- Data supplied:

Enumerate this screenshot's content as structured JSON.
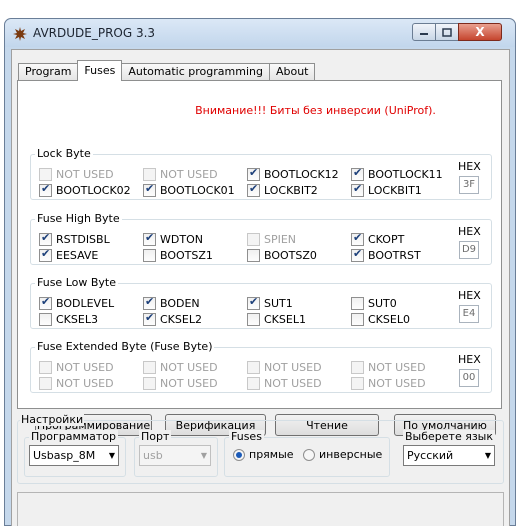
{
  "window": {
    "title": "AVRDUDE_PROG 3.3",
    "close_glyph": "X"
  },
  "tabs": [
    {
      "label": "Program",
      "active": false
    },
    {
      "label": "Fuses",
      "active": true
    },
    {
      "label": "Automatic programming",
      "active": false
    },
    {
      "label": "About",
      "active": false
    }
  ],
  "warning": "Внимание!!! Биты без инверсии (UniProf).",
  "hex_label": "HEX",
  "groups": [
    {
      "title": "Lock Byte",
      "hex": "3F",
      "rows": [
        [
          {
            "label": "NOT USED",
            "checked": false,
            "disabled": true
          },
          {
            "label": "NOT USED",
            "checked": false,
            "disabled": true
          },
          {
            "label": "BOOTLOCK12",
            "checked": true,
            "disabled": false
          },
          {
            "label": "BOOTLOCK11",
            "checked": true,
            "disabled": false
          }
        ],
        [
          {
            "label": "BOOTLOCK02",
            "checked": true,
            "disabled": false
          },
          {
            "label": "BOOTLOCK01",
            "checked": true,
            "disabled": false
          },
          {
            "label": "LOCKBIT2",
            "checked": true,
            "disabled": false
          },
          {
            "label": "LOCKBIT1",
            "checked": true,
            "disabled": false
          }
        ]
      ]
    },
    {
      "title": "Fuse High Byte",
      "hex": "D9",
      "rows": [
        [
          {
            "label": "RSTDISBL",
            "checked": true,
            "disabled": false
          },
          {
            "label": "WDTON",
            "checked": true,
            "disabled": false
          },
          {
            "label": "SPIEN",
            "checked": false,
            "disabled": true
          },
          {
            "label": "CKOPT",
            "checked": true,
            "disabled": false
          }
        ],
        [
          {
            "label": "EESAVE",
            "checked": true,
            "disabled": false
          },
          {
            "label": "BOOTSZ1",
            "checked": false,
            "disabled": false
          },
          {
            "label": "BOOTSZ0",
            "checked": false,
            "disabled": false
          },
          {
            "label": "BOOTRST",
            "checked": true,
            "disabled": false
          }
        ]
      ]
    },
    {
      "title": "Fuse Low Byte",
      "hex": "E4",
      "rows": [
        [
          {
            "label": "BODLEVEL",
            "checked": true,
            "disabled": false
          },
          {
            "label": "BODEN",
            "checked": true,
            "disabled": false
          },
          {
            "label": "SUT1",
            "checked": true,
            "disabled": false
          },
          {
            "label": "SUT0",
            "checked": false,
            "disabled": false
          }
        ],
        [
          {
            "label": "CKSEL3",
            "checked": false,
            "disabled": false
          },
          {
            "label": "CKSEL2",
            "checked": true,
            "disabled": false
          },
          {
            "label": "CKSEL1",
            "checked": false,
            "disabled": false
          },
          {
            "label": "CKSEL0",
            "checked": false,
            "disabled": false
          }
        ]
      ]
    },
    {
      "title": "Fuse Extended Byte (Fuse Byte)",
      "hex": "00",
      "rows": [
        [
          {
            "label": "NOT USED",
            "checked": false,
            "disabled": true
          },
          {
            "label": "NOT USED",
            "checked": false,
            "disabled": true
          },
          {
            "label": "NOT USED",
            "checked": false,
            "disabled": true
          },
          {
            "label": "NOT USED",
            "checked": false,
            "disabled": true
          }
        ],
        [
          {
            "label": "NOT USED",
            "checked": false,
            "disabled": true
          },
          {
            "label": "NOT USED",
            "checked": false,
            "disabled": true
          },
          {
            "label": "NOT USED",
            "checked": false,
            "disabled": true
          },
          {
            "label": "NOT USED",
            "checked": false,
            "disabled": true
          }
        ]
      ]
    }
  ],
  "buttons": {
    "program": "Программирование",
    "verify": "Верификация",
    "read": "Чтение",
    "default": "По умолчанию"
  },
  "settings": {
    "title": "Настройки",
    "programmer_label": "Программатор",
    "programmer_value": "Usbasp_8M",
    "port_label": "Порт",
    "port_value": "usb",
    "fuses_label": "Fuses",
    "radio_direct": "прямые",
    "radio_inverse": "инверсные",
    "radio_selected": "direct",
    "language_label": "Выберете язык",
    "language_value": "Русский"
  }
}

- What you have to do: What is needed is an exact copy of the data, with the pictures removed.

- Result for this task:
Enumerate this screenshot's content as structured JSON.
{
  "window": {
    "title": "AVRDUDE_PROG 3.3",
    "close_glyph": "X"
  },
  "tabs": [
    {
      "label": "Program",
      "active": false
    },
    {
      "label": "Fuses",
      "active": true
    },
    {
      "label": "Automatic programming",
      "active": false
    },
    {
      "label": "About",
      "active": false
    }
  ],
  "warning": "Внимание!!! Биты без инверсии (UniProf).",
  "hex_label": "HEX",
  "groups": [
    {
      "title": "Lock Byte",
      "hex": "3F",
      "rows": [
        [
          {
            "label": "NOT USED",
            "checked": false,
            "disabled": true
          },
          {
            "label": "NOT USED",
            "checked": false,
            "disabled": true
          },
          {
            "label": "BOOTLOCK12",
            "checked": true,
            "disabled": false
          },
          {
            "label": "BOOTLOCK11",
            "checked": true,
            "disabled": false
          }
        ],
        [
          {
            "label": "BOOTLOCK02",
            "checked": true,
            "disabled": false
          },
          {
            "label": "BOOTLOCK01",
            "checked": true,
            "disabled": false
          },
          {
            "label": "LOCKBIT2",
            "checked": true,
            "disabled": false
          },
          {
            "label": "LOCKBIT1",
            "checked": true,
            "disabled": false
          }
        ]
      ]
    },
    {
      "title": "Fuse High Byte",
      "hex": "D9",
      "rows": [
        [
          {
            "label": "RSTDISBL",
            "checked": true,
            "disabled": false
          },
          {
            "label": "WDTON",
            "checked": true,
            "disabled": false
          },
          {
            "label": "SPIEN",
            "checked": false,
            "disabled": true
          },
          {
            "label": "CKOPT",
            "checked": true,
            "disabled": false
          }
        ],
        [
          {
            "label": "EESAVE",
            "checked": true,
            "disabled": false
          },
          {
            "label": "BOOTSZ1",
            "checked": false,
            "disabled": false
          },
          {
            "label": "BOOTSZ0",
            "checked": false,
            "disabled": false
          },
          {
            "label": "BOOTRST",
            "checked": true,
            "disabled": false
          }
        ]
      ]
    },
    {
      "title": "Fuse Low Byte",
      "hex": "E4",
      "rows": [
        [
          {
            "label": "BODLEVEL",
            "checked": true,
            "disabled": false
          },
          {
            "label": "BODEN",
            "checked": true,
            "disabled": false
          },
          {
            "label": "SUT1",
            "checked": true,
            "disabled": false
          },
          {
            "label": "SUT0",
            "checked": false,
            "disabled": false
          }
        ],
        [
          {
            "label": "CKSEL3",
            "checked": false,
            "disabled": false
          },
          {
            "label": "CKSEL2",
            "checked": true,
            "disabled": false
          },
          {
            "label": "CKSEL1",
            "checked": false,
            "disabled": false
          },
          {
            "label": "CKSEL0",
            "checked": false,
            "disabled": false
          }
        ]
      ]
    },
    {
      "title": "Fuse Extended Byte (Fuse Byte)",
      "hex": "00",
      "rows": [
        [
          {
            "label": "NOT USED",
            "checked": false,
            "disabled": true
          },
          {
            "label": "NOT USED",
            "checked": false,
            "disabled": true
          },
          {
            "label": "NOT USED",
            "checked": false,
            "disabled": true
          },
          {
            "label": "NOT USED",
            "checked": false,
            "disabled": true
          }
        ],
        [
          {
            "label": "NOT USED",
            "checked": false,
            "disabled": true
          },
          {
            "label": "NOT USED",
            "checked": false,
            "disabled": true
          },
          {
            "label": "NOT USED",
            "checked": false,
            "disabled": true
          },
          {
            "label": "NOT USED",
            "checked": false,
            "disabled": true
          }
        ]
      ]
    }
  ],
  "buttons": {
    "program": "Программирование",
    "verify": "Верификация",
    "read": "Чтение",
    "default": "По умолчанию"
  },
  "settings": {
    "title": "Настройки",
    "programmer_label": "Программатор",
    "programmer_value": "Usbasp_8M",
    "port_label": "Порт",
    "port_value": "usb",
    "fuses_label": "Fuses",
    "radio_direct": "прямые",
    "radio_inverse": "инверсные",
    "radio_selected": "direct",
    "language_label": "Выберете язык",
    "language_value": "Русский"
  }
}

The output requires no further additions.